by Risto Isomäki
Translated by Owen F. Witesman
Published and sold by Into Publishing, 2013
I grabbed the Finnish version of The Sands of Sarasvati off the shelf as soon as I saw it in 2005, immediately devoured it, and then went looking for more from the author. It was a great pleasure to work on the graphic novel version with Lola Rogers, and I’m thrilled now to announce the publication of the full novel!
From the publisher:
Indian scientists discover a vast stretch of underwater ruins at the West Coast of India. Have they found Atlantis, the fabled sunken continent? Marine archaeologist Amrita Desai and Russian submarine expert Sergei Savelnikov investigate the underwater ruins, and discover a mysterious field of human skulls and skeletons. At the same time scientists realise that a huge meltwater lake has formed inside the Greenland ice sheet. Is the ice sheet about to slide into the ocean?

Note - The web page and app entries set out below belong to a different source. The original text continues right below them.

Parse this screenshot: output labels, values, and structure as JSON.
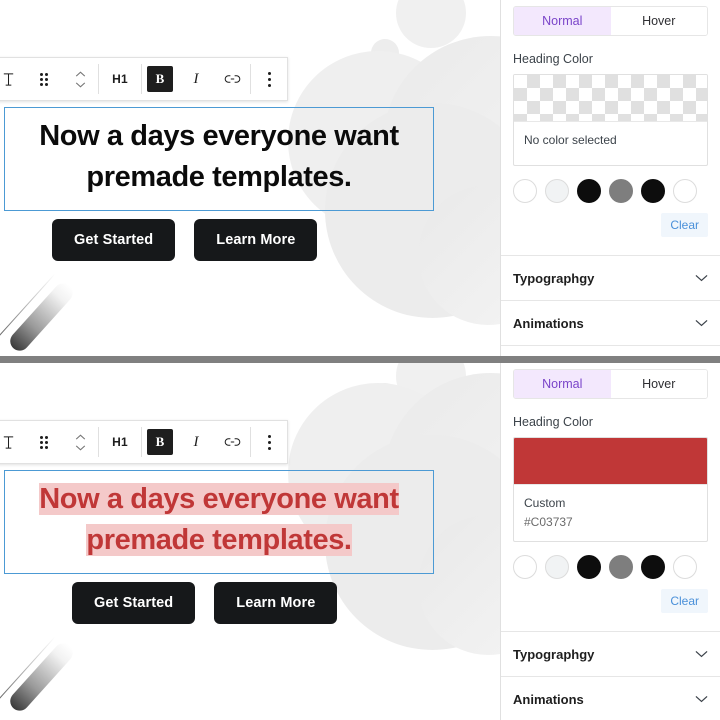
{
  "colors": {
    "accent_purple": "#7a44c9",
    "tab_active_bg": "#f3e8fd",
    "selection_border": "#4c9ad4",
    "custom_red": "#C03737",
    "cta_dark": "#16181a",
    "clear_link": "#4a90d9",
    "highlight_pink": "#f4c9c9"
  },
  "toolbar": {
    "paragraph_icon": "heading-type-icon",
    "drag_icon": "drag-handle-icon",
    "move_icon": "move-up-down-icon",
    "h1_label": "H1",
    "bold_label": "B",
    "italic_label": "I",
    "link_icon": "link-icon",
    "more_icon": "more-options-icon"
  },
  "canvas": {
    "heading_line1": "Now a days everyone want",
    "heading_line2": "premade templates.",
    "cta_primary": "Get Started",
    "cta_secondary": "Learn More"
  },
  "panel_top": {
    "tabs": [
      {
        "label": "Normal",
        "active": true
      },
      {
        "label": "Hover",
        "active": false
      }
    ],
    "field_label": "Heading Color",
    "swatch_state": "transparent-checkerboard",
    "caption_primary": "No color selected",
    "caption_secondary": "",
    "palette": [
      {
        "name": "white",
        "hex": "#ffffff"
      },
      {
        "name": "light-gray",
        "hex": "#f1f3f4"
      },
      {
        "name": "black",
        "hex": "#0d0d0d"
      },
      {
        "name": "gray",
        "hex": "#7e7e7e"
      },
      {
        "name": "black-2",
        "hex": "#0d0d0d"
      },
      {
        "name": "white-2",
        "hex": "#ffffff"
      }
    ],
    "clear_label": "Clear",
    "sections": [
      {
        "label": "Typographgy",
        "icon": "chevron-down-icon"
      },
      {
        "label": "Animations",
        "icon": "chevron-down-icon"
      }
    ]
  },
  "panel_bottom": {
    "tabs": [
      {
        "label": "Normal",
        "active": true
      },
      {
        "label": "Hover",
        "active": false
      }
    ],
    "field_label": "Heading Color",
    "swatch_state": "solid-color",
    "swatch_hex": "#C03737",
    "caption_primary": "Custom",
    "caption_secondary": "#C03737",
    "palette": [
      {
        "name": "white",
        "hex": "#ffffff"
      },
      {
        "name": "light-gray",
        "hex": "#f1f3f4"
      },
      {
        "name": "black",
        "hex": "#0d0d0d"
      },
      {
        "name": "gray",
        "hex": "#7e7e7e"
      },
      {
        "name": "black-2",
        "hex": "#0d0d0d"
      },
      {
        "name": "white-2",
        "hex": "#ffffff"
      }
    ],
    "clear_label": "Clear",
    "sections": [
      {
        "label": "Typographgy",
        "icon": "chevron-down-icon"
      },
      {
        "label": "Animations",
        "icon": "chevron-down-icon"
      }
    ]
  }
}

Are our own cities in danger of becoming the New Atlantis?
The Sands of Sarasvati has been translated from Finnish to ten other languages. It has inspired debates and votes in the European parliament, three theatre plays, a major international feature film project, a comic album, multi-media installations, glass art, music, a foundation, short radio plays and several serious research projects.
“The Sands of Sarasvati is an eco-thriller of apocalyptic proportions, which culminates in a giant flood. The book is both topical, and frighteningly believable. It is a lesson in how our melting of the polar ice sheets may trigger a tsunami that threatens the entire globe. Isomäki’s thought provoking and captivating thriller is flooded with cultural and historical knowledge, and with old wisdom from the East.” Finlandia Prize judges panel
“The Sands of Sarasvati is a cleverly written thriller which goes many levels deeper than just the prospect of an environmental catastrophe.” –Kansan Uutiset
“The Sands of Sarasvati is a frightening thriller because its set-up is so very real. This book must be commended for the way that it handles a difficult subject, and explains the complex causative chain to the reader. At long last, we get to read a literary work that has a lot to say. The Sands of Sarasvati is a significant contribution to the ongoing dialogue about climate change.“ –Parnasso
“Thanks to its subject and the way it is written, The Sands of Sarasvati is one of the key books of this autumn. As a narrator of the movement of snow and ice, Isomäki is as captivating as Peter Hoeg was in his novel Smilla’s Sense of Snow.” –Aamulehti